top of page
  • Tom

Comet C/2022 E3 ZTF from Grand Mesa Observatory 1/22/2023

Comet C/2022 E3 ZTF from Grand Mesa Observatory on 1/22/2023

After dodging clouds for well over a month and despite some bad seeing conditions we were finally able to image Comet C/2022 E3 ZTF on 1/22/2023 this past weekend from Grand Mesa Observatory.

The Comet is heading towards its closest approach to Earth on February 1st, 2023 and should increase in brightness up to this point. It is currently faintly visible to the naked eye from a dark non-light polluted location. The Moon does complicate things a bit and will be bright in the sky and up most of the night in the coming days until it's at it reaches full Moon on Feb 6th. After the 6th the Moon will rise later in the evening giving the opportunity to see the Comet clearer the second week of February in the early evening hours. It will also be located high up in the night sky close to zenith which will also make it easier to observe and photograph.

Comet C/2022 E3 ZTF will head past some interesting celestial objects in the night sky making a close pass by the bright star Capella on Feb 6; then moves through the Constellation Auriga Feb 7-9th; it also makes a close approach to Mars on Feb 10th where it will be a bit over 1 degree or about two full moon widths away from Mars in the night sky. Some very interesting photo and observing opportunities to look forward to, I hope at Grand Mesa Observatory and everyone else will have clear skies for some of them!

The appearance of this comet is interesting as well with its tails splayed out in opposite directions caused by its orientation in the solar system relative to our vantage point here on Earth. A very good explanation for this comes from Ian Whittaker a senior physics lecturer in physics at Nottingham Trent University in the U.K. who had this to say in a Newsweek article recently released:

"The neutral particles come off in a cone behind the comet as it moves—a bit like being behind a big truck on the motorway while it's raining, all the excess water hits whatever is directly behind it."

"The charged particles will do the same unless there are any electric or magnetic fields nearby. The sun itself has a magnetic dipole (like the Earth) and has a magnetic field flowing out into the solar system. So the charged particles coming off of the comet are picked up by this magnetic field and sent directly away from the sun (anti-sunward)."

This forms the traditional backward-facing tail streaming out from behind a comet.

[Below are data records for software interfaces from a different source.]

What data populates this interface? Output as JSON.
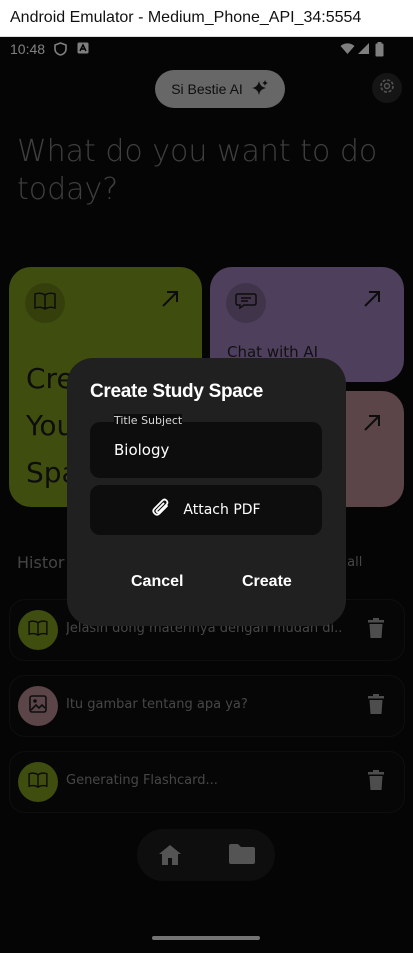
{
  "window": {
    "title": "Android Emulator - Medium_Phone_API_34:5554"
  },
  "status_bar": {
    "time": "10:48"
  },
  "app": {
    "brand_pill": "Si Bestie AI",
    "headline_line1": "What do you want to do",
    "headline_line2": "today?",
    "cards": {
      "create_label_line1": "Cre",
      "create_label_line2": "You",
      "create_label_line3": "Spa",
      "chat_label": "Chat with AI"
    },
    "history": {
      "title": "Histor",
      "see_all": "e all",
      "items": [
        {
          "text": "Jelasin dong materinya dengan mudah di...",
          "avatar_color": "#7f9a1f",
          "icon": "book-icon"
        },
        {
          "text": "Itu gambar tentang apa ya?",
          "avatar_color": "#b88b91",
          "icon": "image-icon"
        },
        {
          "text": "Generating Flashcard...",
          "avatar_color": "#7f9a1f",
          "icon": "book-icon"
        }
      ]
    }
  },
  "dialog": {
    "title": "Create Study Space",
    "field_label": "Title Subject",
    "field_value": "Biology",
    "attach_label": "Attach PDF",
    "cancel_label": "Cancel",
    "create_label": "Create"
  },
  "colors": {
    "green_card": "#7f9a1f",
    "purple_card": "#9d7fb8",
    "pink_card": "#b88b91",
    "dialog_bg": "#202020"
  }
}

"The third comet tail is made up of the neutral particles but is not actually traveling towards the sun, it is just the relative position of the comet, Earth, and sun," Whittaker said.

He continued: "If we go back to the analogy of the truck traveling on a lot of surface water, the spray comes out and mostly goes behind, but in a slight cone shape. If we were now in front and looked backward, we would not see the main spray hitting the car behind but a slight amount either side of the truck where the edge of the cone is. The apparent third comet tail is the same thing, we are seeing neutral particles flowing away from the comet in a cone and from where we are on the Earth we just see both edges of this cone so it looks like two tails when it is really one."

Credit Newsweek:

Technical Info:

Captured by Terry Hancock, and Kim Quick at Grand Mesa Observatory, Processed by Tom Masterson

Capture date 1/22/2023


5 x 180 sec images stacked. Total time 15 Minutes.

Location: Grand Mesa Observatory

Grand Mesa Observatory System 5

Camera: QHY 128 Pro C One Shot Color

Optics: Borg 107ED

Image Acquisition software N.I.N.A

Pre-Processed in Deep Sky Stacker, PixInsight

Post Processed in Photoshop, Pixinsight, StarXTerminator (for PShotoshop).



bottom of page